That’s why many organizations use RAIN RFID technology to know what’s on hand. Inventory control systems that use RAIN RFID tags to identify and count items often deliver faster, more accurate results than those based on methods such as manual counts or bar codes.
RAIN RFID tags are inexpensive to produce and easy to deploy, since they operate on a global standard that can be used all over the world. The tags themselves are flexible and suitable for use with a very wide range of items, ranging from raw materials to finished goods and even livestock. RAIN RFID tags also make it possible to count large batches of items at once (as many as 1,000 tags can be read per second, without line of sight, with accuracy ratings in the high nineties). Many deployments achieve accuracy rates approaching 100% across the solution.
There are, however, a few factors that can affect accuracy. To begin with, some tags are better than others at responding to reader signals. Variations in manufacturing quality and antenna design can create tags that are less sensitive to RF signals, making it harder for the tag to respond to signals coming from the reader.
The operating environment can have an impact, too. The tag’s orientation can limit its ability to receive and respond to the reader’s signal and the reader signal itself, which carries the power used by the tag to respond, can become too weak to trigger a response if it passes through material that is too dense before reaching the tag.
Tags that are less sensitive to RF signals, either due to their own limitations or because of their positioning or environment, may not be able to power up and respond and as a result may be missed. The good news is that the RAIN RFID standard includes a special mechanism, called a session, that makes it easier to deal with these variations in tag strength, especially when tags are crowded together in large groups, such as when they’re packed into a container, piled onto a pallet or displayed in a densely populated retail store.

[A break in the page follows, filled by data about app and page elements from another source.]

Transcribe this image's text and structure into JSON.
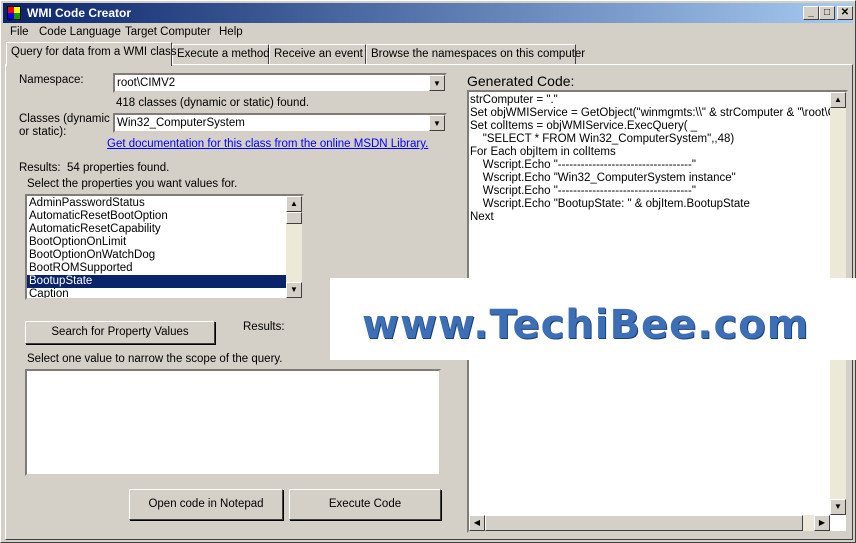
{
  "window": {
    "title": "WMI Code Creator",
    "buttons": {
      "minimize": "_",
      "maximize": "□",
      "close": "✕"
    }
  },
  "menu": [
    "File",
    "Code Language",
    "Target Computer",
    "Help"
  ],
  "tabs": [
    "Query for data from a WMI class",
    "Execute a method",
    "Receive an event",
    "Browse the namespaces on this computer"
  ],
  "query": {
    "namespace_label": "Namespace:",
    "namespace_value": "root\\CIMV2",
    "classes_found": "418 classes (dynamic or static) found.",
    "classes_label_1": "Classes (dynamic",
    "classes_label_2": "or static):",
    "class_value": "Win32_ComputerSystem",
    "doc_link": "Get documentation for this class from the online MSDN Library.",
    "results_label": "Results:",
    "results_count": "54 properties found.",
    "select_properties": "Select the properties you want values for.",
    "properties": [
      "AdminPasswordStatus",
      "AutomaticResetBootOption",
      "AutomaticResetCapability",
      "BootOptionOnLimit",
      "BootOptionOnWatchDog",
      "BootROMSupported",
      "BootupState",
      "Caption"
    ],
    "selected_property_index": 6,
    "search_button": "Search for Property Values",
    "search_results_label": "Results:",
    "narrow_label": "Select one value to narrow the scope of the query.",
    "open_notepad_button": "Open code in Notepad",
    "execute_button": "Execute Code"
  },
  "code": {
    "label": "Generated Code:",
    "lines": [
      "strComputer = \".\"",
      "Set objWMIService = GetObject(\"winmgmts:\\\\\" & strComputer & \"\\root\\CIMV",
      "Set colItems = objWMIService.ExecQuery( _",
      "    \"SELECT * FROM Win32_ComputerSystem\",,48)",
      "For Each objItem in colItems",
      "    Wscript.Echo \"-----------------------------------\"",
      "    Wscript.Echo \"Win32_ComputerSystem instance\"",
      "    Wscript.Echo \"-----------------------------------\"",
      "    Wscript.Echo \"BootupState: \" & objItem.BootupState",
      "Next"
    ]
  },
  "watermark": "www.TechiBee.com",
  "colors": {
    "titlebar": "#0a246a",
    "selection": "#0a246a",
    "link": "#0000ff",
    "watermark": "#3d6fb6"
  },
  "icons": [
    "app-icon",
    "minimize-icon",
    "maximize-icon",
    "close-icon",
    "dropdown-arrow-icon",
    "scroll-up-icon",
    "scroll-down-icon",
    "scroll-left-icon",
    "scroll-right-icon"
  ]
}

The session mechanism can help prevent stronger tags from repeatedly overshadowing weaker ones. Once a given tag has reported its identity, by returning the EPC number to the reader, it goes dormant. The tag stops responding and consuming the airways so other tags in the group can make their replies. Stronger tags are likely to respond first, so silencing them once they’ve responded gives weaker tags a better chance of being heard.

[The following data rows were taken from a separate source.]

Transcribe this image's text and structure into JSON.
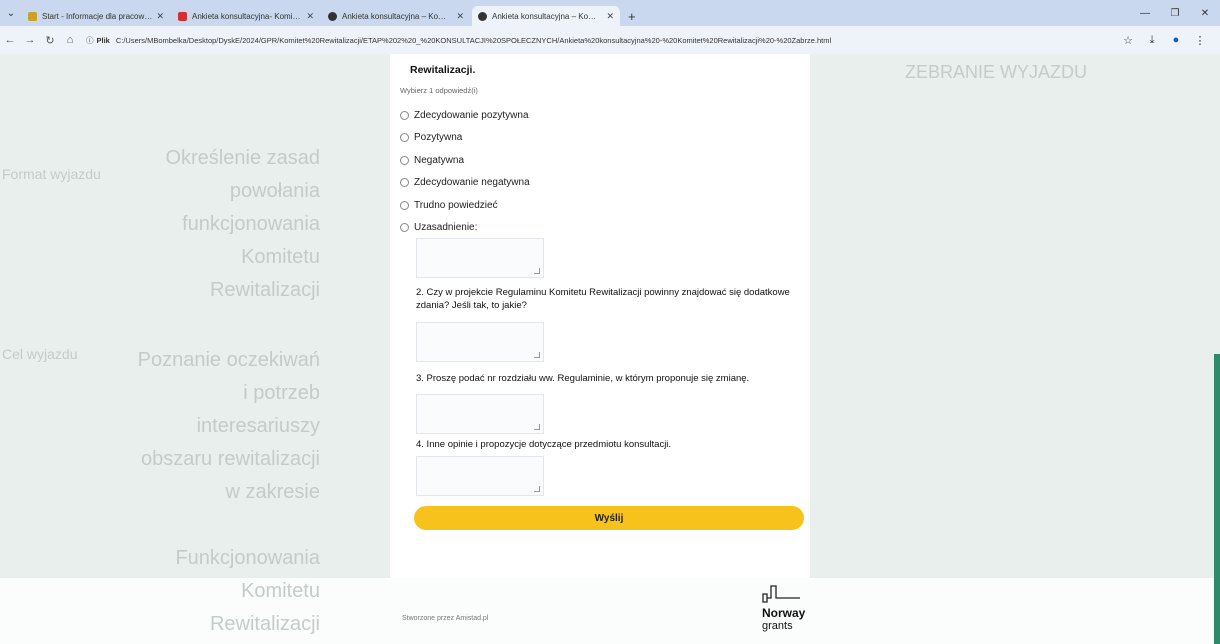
{
  "browser": {
    "tabs": [
      {
        "title": "Start - Informacje dla pracowników",
        "favicon_color": "#c9a227",
        "active": false
      },
      {
        "title": "Ankieta konsultacyjna- Komitet Rewitalizacji",
        "favicon_color": "#d32f2f",
        "active": false
      },
      {
        "title": "Ankieta konsultacyjna – Komitet Rewitalizacji",
        "favicon_color": "#333333",
        "active": false
      },
      {
        "title": "Ankieta konsultacyjna – Komitet Rewitalizacji",
        "favicon_color": "#333333",
        "active": true
      }
    ],
    "address": {
      "scheme_label": "Plik",
      "url": "C:/Users/MBombelka/Desktop/DyskE/2024/GPR/Komitet%20Rewitalizacji/ETAP%202%20_%20KONSULTACJI%20SPOŁECZNYCH/Ankieta%20konsultacyjna%20-%20Komitet%20Rewitalizacji%20-%20Zabrze.html"
    }
  },
  "background": {
    "left_labels": [
      "Format wyjazdu",
      "Cel wyjazdu"
    ],
    "top_heading": "ZEBRANIE WYJAZDU",
    "right_blocks": [
      [
        "Określenie zasad",
        "powołania",
        "funkcjonowania",
        "Komitetu",
        "Rewitalizacji"
      ],
      [
        "Poznanie oczekiwań",
        "i potrzeb",
        "interesariuszy",
        "obszaru rewitalizacji",
        "w zakresie"
      ],
      [
        "Funkcjonowania",
        "Komitetu",
        "Rewitalizacji"
      ]
    ]
  },
  "form": {
    "q1_title_tail": "Rewitalizacji.",
    "hint": "Wybierz 1 odpowiedź(i)",
    "q1_options": [
      "Zdecydowanie pozytywna",
      "Pozytywna",
      "Negatywna",
      "Zdecydowanie negatywna",
      "Trudno powiedzieć",
      "Uzasadnienie:"
    ],
    "q2": "2. Czy w projekcie Regulaminu Komitetu Rewitalizacji powinny znajdować się dodatkowe zdania? Jeśli tak, to jakie?",
    "q3": "3. Proszę podać nr rozdziału ww. Regulaminie, w którym proponuje się zmianę.",
    "q4": "4. Inne opinie i propozycje dotyczące przedmiotu konsultacji.",
    "submit_label": "Wyślij"
  },
  "footer": {
    "credit": "Stworzone przez Amistad.pl",
    "logo_name": "Norway",
    "logo_sub": "grants"
  },
  "colors": {
    "accent_yellow": "#f6c21b",
    "scroll_green": "#2e8a6b"
  }
}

The session mechanism also helps multiple readers operate in the same area without interfering with one another or interrupting counts. Since so many of today’s RAIN RFID applications include a mix of portal gateways, overhead systems and handheld readers, the sessions can help maximise accuracy in what would otherwise be a difficult environment for achieving accurate reads.
From a design standpoint, making good use of RAIN RFID sessions is essential to ensure hardware and software components involved in inventory control can work together effectively and produce highly accurate results.
Our new white paper, titled “Mastering the Art of Inventory Control”, introduces the session concept. It explains how RAIN RFID sessions work, identifies the different type of sessions and gives two real-world examples (a retail outlet and a supply cabinet) to describe how sessions can increase accuracy.